§ **Aim of the exercise**:
The response must contain every record, repeated exactly.

::: Extracted information

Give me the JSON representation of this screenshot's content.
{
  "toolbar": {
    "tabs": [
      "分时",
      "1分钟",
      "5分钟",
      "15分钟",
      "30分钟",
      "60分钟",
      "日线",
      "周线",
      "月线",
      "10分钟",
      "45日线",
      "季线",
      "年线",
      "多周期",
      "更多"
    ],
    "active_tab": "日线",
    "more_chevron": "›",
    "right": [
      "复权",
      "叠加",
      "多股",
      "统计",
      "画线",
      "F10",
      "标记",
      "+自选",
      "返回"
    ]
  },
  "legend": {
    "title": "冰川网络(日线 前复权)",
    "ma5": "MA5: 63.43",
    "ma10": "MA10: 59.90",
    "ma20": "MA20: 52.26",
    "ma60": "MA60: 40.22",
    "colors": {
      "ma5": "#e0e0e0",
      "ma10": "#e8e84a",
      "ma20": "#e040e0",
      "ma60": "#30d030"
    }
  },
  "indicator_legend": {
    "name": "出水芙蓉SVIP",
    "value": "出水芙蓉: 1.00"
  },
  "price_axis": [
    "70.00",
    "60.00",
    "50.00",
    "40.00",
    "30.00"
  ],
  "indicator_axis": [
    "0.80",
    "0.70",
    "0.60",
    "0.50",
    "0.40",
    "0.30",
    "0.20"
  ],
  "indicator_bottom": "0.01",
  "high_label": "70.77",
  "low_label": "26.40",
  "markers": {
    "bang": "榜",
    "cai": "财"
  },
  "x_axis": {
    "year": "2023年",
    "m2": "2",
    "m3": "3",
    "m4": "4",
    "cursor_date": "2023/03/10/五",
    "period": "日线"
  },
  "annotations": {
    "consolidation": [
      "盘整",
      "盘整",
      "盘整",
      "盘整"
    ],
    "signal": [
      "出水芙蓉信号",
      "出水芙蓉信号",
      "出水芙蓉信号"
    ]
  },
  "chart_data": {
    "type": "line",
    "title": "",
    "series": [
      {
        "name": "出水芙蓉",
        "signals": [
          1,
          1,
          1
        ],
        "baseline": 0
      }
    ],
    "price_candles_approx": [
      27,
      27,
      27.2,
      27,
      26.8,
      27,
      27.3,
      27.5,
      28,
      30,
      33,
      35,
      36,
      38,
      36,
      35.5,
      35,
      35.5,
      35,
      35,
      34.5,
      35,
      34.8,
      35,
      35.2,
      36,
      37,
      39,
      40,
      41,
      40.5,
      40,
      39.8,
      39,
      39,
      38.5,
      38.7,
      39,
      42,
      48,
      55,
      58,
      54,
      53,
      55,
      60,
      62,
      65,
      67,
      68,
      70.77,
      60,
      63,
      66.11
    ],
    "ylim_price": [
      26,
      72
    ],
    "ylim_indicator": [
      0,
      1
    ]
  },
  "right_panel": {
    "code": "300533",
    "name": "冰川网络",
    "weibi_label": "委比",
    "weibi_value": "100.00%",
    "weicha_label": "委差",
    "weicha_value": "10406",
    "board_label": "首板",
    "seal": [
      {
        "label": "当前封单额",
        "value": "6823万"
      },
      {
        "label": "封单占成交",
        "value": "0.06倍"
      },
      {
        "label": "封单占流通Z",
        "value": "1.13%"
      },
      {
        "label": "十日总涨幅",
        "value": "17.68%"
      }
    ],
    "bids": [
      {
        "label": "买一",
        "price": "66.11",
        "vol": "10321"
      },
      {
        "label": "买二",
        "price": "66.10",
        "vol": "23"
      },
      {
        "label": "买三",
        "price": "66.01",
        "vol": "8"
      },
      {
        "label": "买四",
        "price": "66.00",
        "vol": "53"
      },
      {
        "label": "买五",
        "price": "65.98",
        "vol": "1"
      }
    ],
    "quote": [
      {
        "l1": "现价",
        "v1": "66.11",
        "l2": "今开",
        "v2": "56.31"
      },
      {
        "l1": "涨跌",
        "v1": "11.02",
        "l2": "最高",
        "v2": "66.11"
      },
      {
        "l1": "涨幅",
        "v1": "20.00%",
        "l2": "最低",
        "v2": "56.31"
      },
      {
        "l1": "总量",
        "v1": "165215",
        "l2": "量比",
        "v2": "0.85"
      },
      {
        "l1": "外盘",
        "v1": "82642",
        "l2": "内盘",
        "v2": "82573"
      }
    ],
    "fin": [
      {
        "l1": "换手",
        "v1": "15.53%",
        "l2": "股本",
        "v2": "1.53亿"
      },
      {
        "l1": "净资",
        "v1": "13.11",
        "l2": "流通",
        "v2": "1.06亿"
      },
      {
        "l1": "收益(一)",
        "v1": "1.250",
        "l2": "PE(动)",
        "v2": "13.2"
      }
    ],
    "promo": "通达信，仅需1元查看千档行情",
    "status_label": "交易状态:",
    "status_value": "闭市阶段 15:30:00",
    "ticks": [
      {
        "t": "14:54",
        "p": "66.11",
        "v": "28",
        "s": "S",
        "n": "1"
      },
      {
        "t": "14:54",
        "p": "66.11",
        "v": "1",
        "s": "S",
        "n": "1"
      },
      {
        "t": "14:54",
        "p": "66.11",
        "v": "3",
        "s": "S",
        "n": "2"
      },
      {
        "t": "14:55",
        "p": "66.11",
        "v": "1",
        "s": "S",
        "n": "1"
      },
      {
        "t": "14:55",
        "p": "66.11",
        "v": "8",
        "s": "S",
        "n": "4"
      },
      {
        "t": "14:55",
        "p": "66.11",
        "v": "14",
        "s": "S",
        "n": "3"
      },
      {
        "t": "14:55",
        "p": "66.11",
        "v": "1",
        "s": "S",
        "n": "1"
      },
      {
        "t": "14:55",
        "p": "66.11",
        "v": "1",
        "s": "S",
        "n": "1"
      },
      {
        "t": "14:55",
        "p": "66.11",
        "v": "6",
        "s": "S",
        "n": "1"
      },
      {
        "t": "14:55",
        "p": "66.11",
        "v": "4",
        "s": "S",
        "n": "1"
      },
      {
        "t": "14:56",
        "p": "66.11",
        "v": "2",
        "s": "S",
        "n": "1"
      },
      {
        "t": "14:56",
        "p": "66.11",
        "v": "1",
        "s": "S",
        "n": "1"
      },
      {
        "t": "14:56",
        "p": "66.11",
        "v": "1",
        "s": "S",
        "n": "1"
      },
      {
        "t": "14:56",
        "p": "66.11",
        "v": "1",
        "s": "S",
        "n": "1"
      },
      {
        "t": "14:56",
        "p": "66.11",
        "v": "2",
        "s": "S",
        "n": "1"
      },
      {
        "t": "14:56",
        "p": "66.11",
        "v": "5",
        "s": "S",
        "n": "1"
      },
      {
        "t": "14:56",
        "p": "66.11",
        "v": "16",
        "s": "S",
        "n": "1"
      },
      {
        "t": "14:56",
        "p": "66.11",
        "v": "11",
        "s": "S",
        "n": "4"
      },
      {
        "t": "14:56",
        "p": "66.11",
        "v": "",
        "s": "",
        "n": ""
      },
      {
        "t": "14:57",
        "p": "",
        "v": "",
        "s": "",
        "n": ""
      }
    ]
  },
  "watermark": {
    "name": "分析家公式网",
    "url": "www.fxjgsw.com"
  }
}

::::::

§ **Response to the exercise**:
Give me the JSON representation of this screenshot's content.
{
  "toolbar": {
    "tabs": [
      "分时",
      "1分钟",
      "5分钟",
      "15分钟",
      "30分钟",
      "60分钟",
      "日线",
      "周线",
      "月线",
      "10分钟",
      "45日线",
      "季线",
      "年线",
      "多周期",
      "更多"
    ],
    "active_tab": "日线",
    "more_chevron": "›",
    "right": [
      "复权",
      "叠加",
      "多股",
      "统计",
      "画线",
      "F10",
      "标记",
      "+自选",
      "返回"
    ]
  },
  "legend": {
    "title": "冰川网络(日线 前复权)",
    "ma5": "MA5: 63.43",
    "ma10": "MA10: 59.90",
    "ma20": "MA20: 52.26",
    "ma60": "MA60: 40.22",
    "colors": {
      "ma5": "#e0e0e0",
      "ma10": "#e8e84a",
      "ma20": "#e040e0",
      "ma60": "#30d030"
    }
  },
  "indicator_legend": {
    "name": "出水芙蓉SVIP",
    "value": "出水芙蓉: 1.00"
  },
  "price_axis": [
    "70.00",
    "60.00",
    "50.00",
    "40.00",
    "30.00"
  ],
  "indicator_axis": [
    "0.80",
    "0.70",
    "0.60",
    "0.50",
    "0.40",
    "0.30",
    "0.20"
  ],
  "indicator_bottom": "0.01",
  "high_label": "70.77",
  "low_label": "26.40",
  "markers": {
    "bang": "榜",
    "cai": "财"
  },
  "x_axis": {
    "year": "2023年",
    "m2": "2",
    "m3": "3",
    "m4": "4",
    "cursor_date": "2023/03/10/五",
    "period": "日线"
  },
  "annotations": {
    "consolidation": [
      "盘整",
      "盘整",
      "盘整",
      "盘整"
    ],
    "signal": [
      "出水芙蓉信号",
      "出水芙蓉信号",
      "出水芙蓉信号"
    ]
  },
  "chart_data": {
    "type": "line",
    "title": "",
    "series": [
      {
        "name": "出水芙蓉",
        "signals": [
          1,
          1,
          1
        ],
        "baseline": 0
      }
    ],
    "price_candles_approx": [
      27,
      27,
      27.2,
      27,
      26.8,
      27,
      27.3,
      27.5,
      28,
      30,
      33,
      35,
      36,
      38,
      36,
      35.5,
      35,
      35.5,
      35,
      35,
      34.5,
      35,
      34.8,
      35,
      35.2,
      36,
      37,
      39,
      40,
      41,
      40.5,
      40,
      39.8,
      39,
      39,
      38.5,
      38.7,
      39,
      42,
      48,
      55,
      58,
      54,
      53,
      55,
      60,
      62,
      65,
      67,
      68,
      70.77,
      60,
      63,
      66.11
    ],
    "ylim_price": [
      26,
      72
    ],
    "ylim_indicator": [
      0,
      1
    ]
  },
  "right_panel": {
    "code": "300533",
    "name": "冰川网络",
    "weibi_label": "委比",
    "weibi_value": "100.00%",
    "weicha_label": "委差",
    "weicha_value": "10406",
    "board_label": "首板",
    "seal": [
      {
        "label": "当前封单额",
        "value": "6823万"
      },
      {
        "label": "封单占成交",
        "value": "0.06倍"
      },
      {
        "label": "封单占流通Z",
        "value": "1.13%"
      },
      {
        "label": "十日总涨幅",
        "value": "17.68%"
      }
    ],
    "bids": [
      {
        "label": "买一",
        "price": "66.11",
        "vol": "10321"
      },
      {
        "label": "买二",
        "price": "66.10",
        "vol": "23"
      },
      {
        "label": "买三",
        "price": "66.01",
        "vol": "8"
      },
      {
        "label": "买四",
        "price": "66.00",
        "vol": "53"
      },
      {
        "label": "买五",
        "price": "65.98",
        "vol": "1"
      }
    ],
    "quote": [
      {
        "l1": "现价",
        "v1": "66.11",
        "l2": "今开",
        "v2": "56.31"
      },
      {
        "l1": "涨跌",
        "v1": "11.02",
        "l2": "最高",
        "v2": "66.11"
      },
      {
        "l1": "涨幅",
        "v1": "20.00%",
        "l2": "最低",
        "v2": "56.31"
      },
      {
        "l1": "总量",
        "v1": "165215",
        "l2": "量比",
        "v2": "0.85"
      },
      {
        "l1": "外盘",
        "v1": "82642",
        "l2": "内盘",
        "v2": "82573"
      }
    ],
    "fin": [
      {
        "l1": "换手",
        "v1": "15.53%",
        "l2": "股本",
        "v2": "1.53亿"
      },
      {
        "l1": "净资",
        "v1": "13.11",
        "l2": "流通",
        "v2": "1.06亿"
      },
      {
        "l1": "收益(一)",
        "v1": "1.250",
        "l2": "PE(动)",
        "v2": "13.2"
      }
    ],
    "promo": "通达信，仅需1元查看千档行情",
    "status_label": "交易状态:",
    "status_value": "闭市阶段 15:30:00",
    "ticks": [
      {
        "t": "14:54",
        "p": "66.11",
        "v": "28",
        "s": "S",
        "n": "1"
      },
      {
        "t": "14:54",
        "p": "66.11",
        "v": "1",
        "s": "S",
        "n": "1"
      },
      {
        "t": "14:54",
        "p": "66.11",
        "v": "3",
        "s": "S",
        "n": "2"
      },
      {
        "t": "14:55",
        "p": "66.11",
        "v": "1",
        "s": "S",
        "n": "1"
      },
      {
        "t": "14:55",
        "p": "66.11",
        "v": "8",
        "s": "S",
        "n": "4"
      },
      {
        "t": "14:55",
        "p": "66.11",
        "v": "14",
        "s": "S",
        "n": "3"
      },
      {
        "t": "14:55",
        "p": "66.11",
        "v": "1",
        "s": "S",
        "n": "1"
      },
      {
        "t": "14:55",
        "p": "66.11",
        "v": "1",
        "s": "S",
        "n": "1"
      },
      {
        "t": "14:55",
        "p": "66.11",
        "v": "6",
        "s": "S",
        "n": "1"
      },
      {
        "t": "14:55",
        "p": "66.11",
        "v": "4",
        "s": "S",
        "n": "1"
      },
      {
        "t": "14:56",
        "p": "66.11",
        "v": "2",
        "s": "S",
        "n": "1"
      },
      {
        "t": "14:56",
        "p": "66.11",
        "v": "1",
        "s": "S",
        "n": "1"
      },
      {
        "t": "14:56",
        "p": "66.11",
        "v": "1",
        "s": "S",
        "n": "1"
      },
      {
        "t": "14:56",
        "p": "66.11",
        "v": "1",
        "s": "S",
        "n": "1"
      },
      {
        "t": "14:56",
        "p": "66.11",
        "v": "2",
        "s": "S",
        "n": "1"
      },
      {
        "t": "14:56",
        "p": "66.11",
        "v": "5",
        "s": "S",
        "n": "1"
      },
      {
        "t": "14:56",
        "p": "66.11",
        "v": "16",
        "s": "S",
        "n": "1"
      },
      {
        "t": "14:56",
        "p": "66.11",
        "v": "11",
        "s": "S",
        "n": "4"
      },
      {
        "t": "14:56",
        "p": "66.11",
        "v": "",
        "s": "",
        "n": ""
      },
      {
        "t": "14:57",
        "p": "",
        "v": "",
        "s": "",
        "n": ""
      }
    ]
  },
  "watermark": {
    "name": "分析家公式网",
    "url": "www.fxjgsw.com"
  }
}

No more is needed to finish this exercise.